Consider looking at evergreens from the following color categories:
- Conifer Evergreen Shrubs
- Broadleaf Green Foliage Shrubs
- Variegated Foliage Shrubs
- Colored Foliage Shrubs
Also, don’t forget that evergreen plants in the winter garden do not just come in the form of shrubs or trees. Many perennials will hold cover through the winter and are evergreen, or semi-evergreen.
Evergreen ground covers include ajuga, creeping phlox, thyme, and creeping juniper. Vines that are generally evergreen include English ivy, winter jasmine and some honeysuckles. Check labels when considering a plant to see whether it is an evergreen or not.
Plan your evergreen designs as carefully as you plan your flower designs. Just as you want to consider what color flowers look good together, plan what foliage looks good together.

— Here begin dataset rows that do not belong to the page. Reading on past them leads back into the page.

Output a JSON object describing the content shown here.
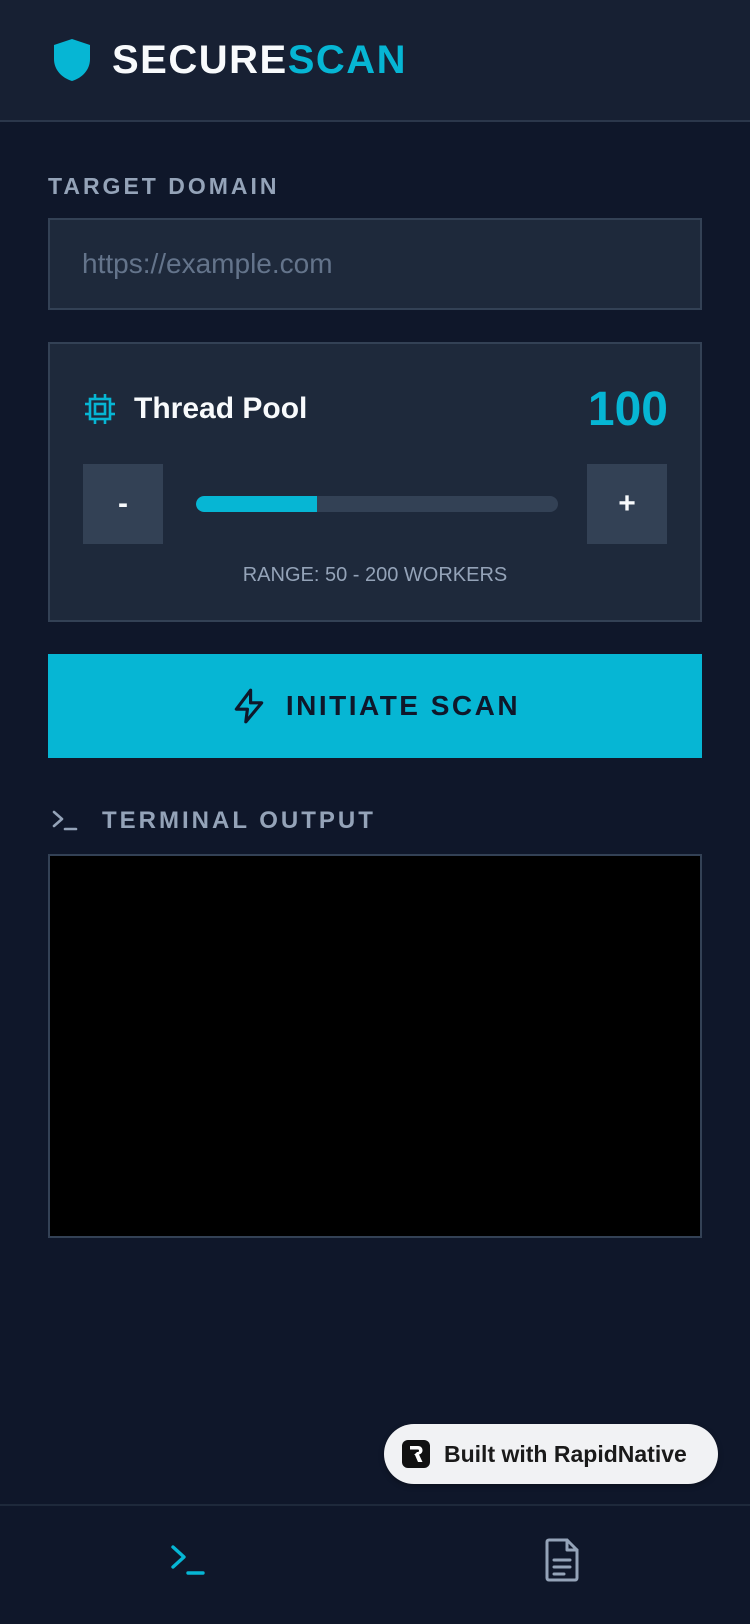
{
  "header": {
    "brand_part1": "SECURE",
    "brand_part2": "SCAN",
    "brand_icon": "shield-icon"
  },
  "target": {
    "label": "TARGET DOMAIN",
    "value": "",
    "placeholder": "https://example.com"
  },
  "thread_pool": {
    "icon": "cpu-chip-icon",
    "title": "Thread Pool",
    "value": "100",
    "min": 50,
    "max": 200,
    "level_fraction": 0.333,
    "decrement_label": "-",
    "increment_label": "+",
    "range_text": "RANGE: 50 - 200 WORKERS"
  },
  "scan_button": {
    "icon": "lightning-bolt-icon",
    "label": "INITIATE SCAN"
  },
  "terminal": {
    "icon": "terminal-prompt-icon",
    "label": "TERMINAL OUTPUT",
    "lines": []
  },
  "badge": {
    "text": "Built with RapidNative"
  },
  "bottom_nav": {
    "items": [
      {
        "icon": "terminal-prompt-icon",
        "active": true
      },
      {
        "icon": "document-icon",
        "active": false
      }
    ]
  },
  "colors": {
    "background": "#0f172a",
    "surface": "#1e293b",
    "accent": "#06b6d4",
    "muted_text": "#94a3b8"
  }
}
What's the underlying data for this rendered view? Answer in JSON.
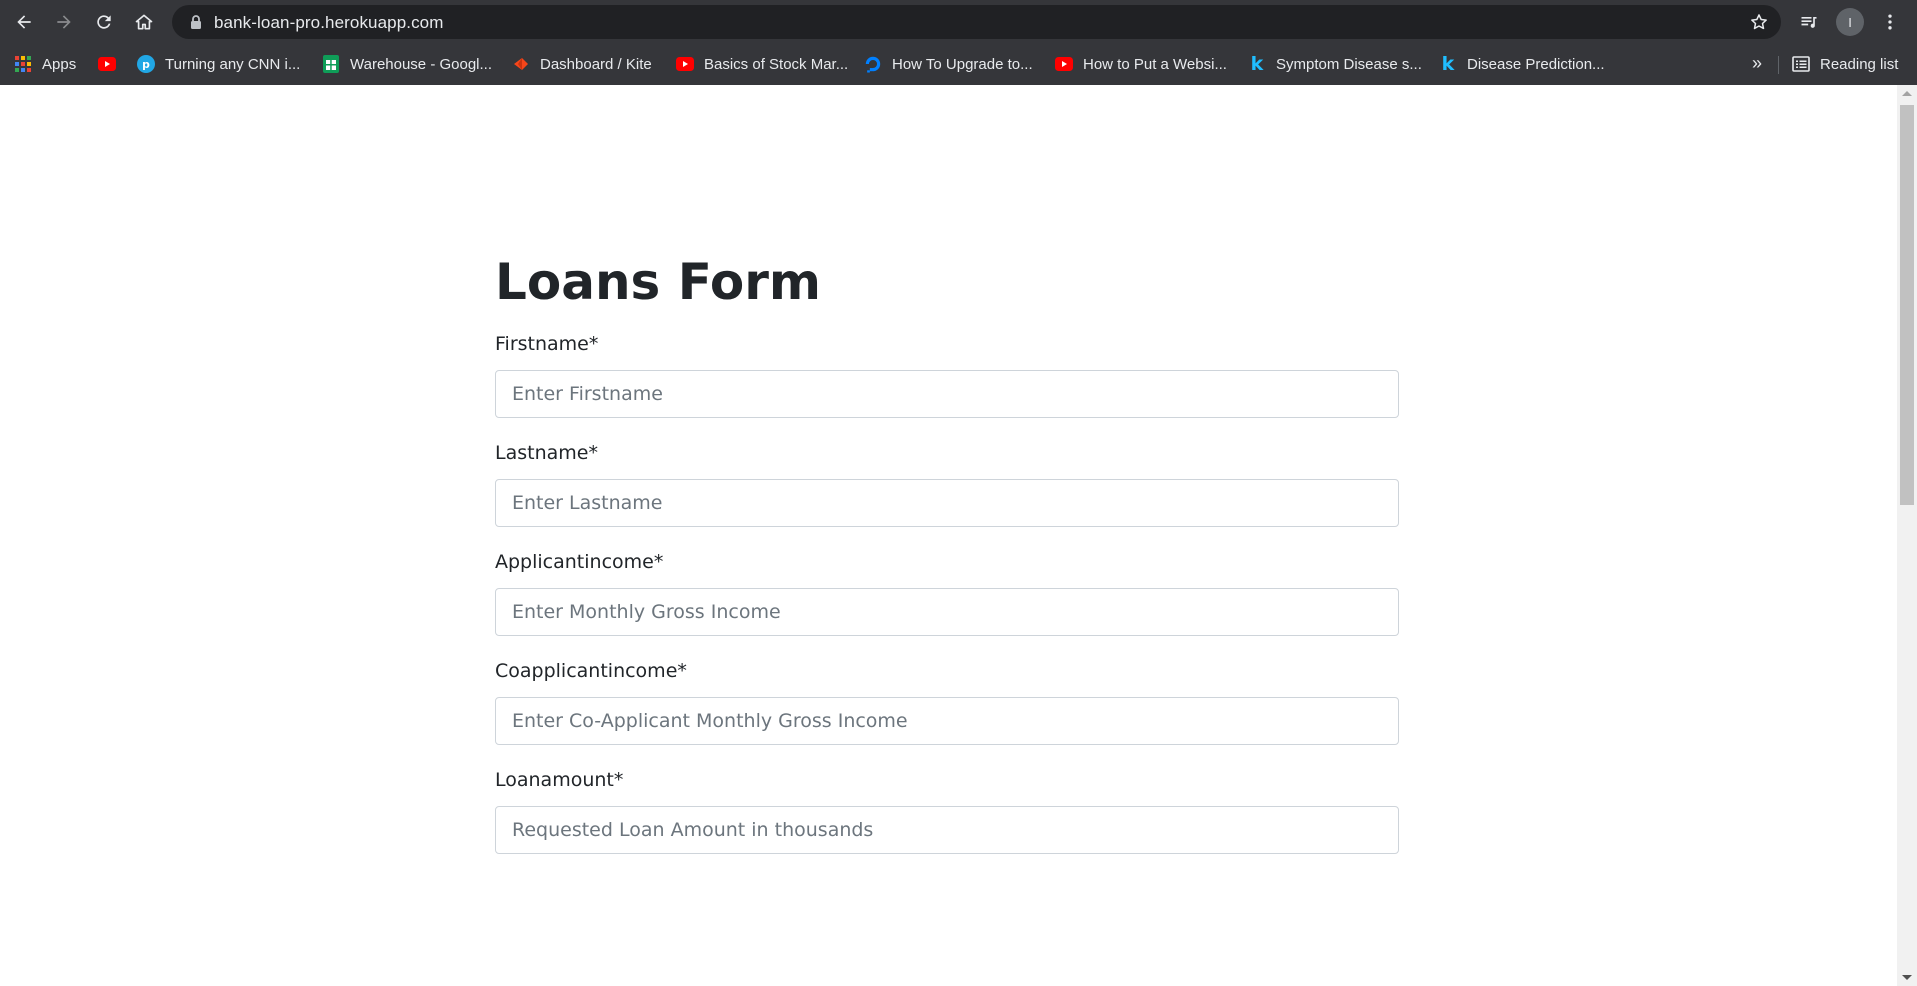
{
  "browser": {
    "url": "bank-loan-pro.herokuapp.com",
    "profile_initial": "I",
    "bookmarks": [
      {
        "label": "Apps",
        "icon": "apps-grid-icon"
      },
      {
        "label": "",
        "icon": "youtube-icon"
      },
      {
        "label": "Turning any CNN i...",
        "icon": "paperswithcode-icon"
      },
      {
        "label": "Warehouse - Googl...",
        "icon": "google-sheets-icon"
      },
      {
        "label": "Dashboard / Kite",
        "icon": "kite-icon"
      },
      {
        "label": "Basics of Stock Mar...",
        "icon": "youtube-icon"
      },
      {
        "label": "How To Upgrade to...",
        "icon": "digitalocean-icon"
      },
      {
        "label": "How to Put a Websi...",
        "icon": "youtube-icon"
      },
      {
        "label": "Symptom Disease s...",
        "icon": "kaggle-icon"
      },
      {
        "label": "Disease Prediction...",
        "icon": "kaggle-icon"
      }
    ],
    "reading_list": "Reading list"
  },
  "form": {
    "title": "Loans Form",
    "fields": [
      {
        "label": "Firstname*",
        "placeholder": "Enter Firstname",
        "value": ""
      },
      {
        "label": "Lastname*",
        "placeholder": "Enter Lastname",
        "value": ""
      },
      {
        "label": "Applicantincome*",
        "placeholder": "Enter Monthly Gross Income",
        "value": ""
      },
      {
        "label": "Coapplicantincome*",
        "placeholder": "Enter Co-Applicant Monthly Gross Income",
        "value": ""
      },
      {
        "label": "Loanamount*",
        "placeholder": "Requested Loan Amount in thousands",
        "value": ""
      }
    ]
  },
  "colors": {
    "chrome_bg": "#35363a",
    "omnibox_bg": "#202124",
    "text_dark": "#212529",
    "input_border": "#ced4da"
  }
}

You will also need to think about proper balance in the garden when selecting your evergreens. Too many different variegated or brightly colored plants all together could make your garden appear busy and overwhelming, rather than exciting and inviting. Use boldly colored plants more as accents and carefully chosen focal points.
Use evergreens in the winter landscape to showcase and set off other focal point plants. For instance, planting a small stand of red-stemmed dogwoods in front of a row of cedars will allow the brilliant red stems to really stand out against the deep green of the conifers. Or use a few deep green hollies behind a golden-leaved (Ilex spp.) variety for a bright entrance area that will really stand out.
By learning to use evergreens in our garden properly we will have a winter landscape that provides us with plenty of color, interest and beauty all year. See all six ways to create winter interest with plants.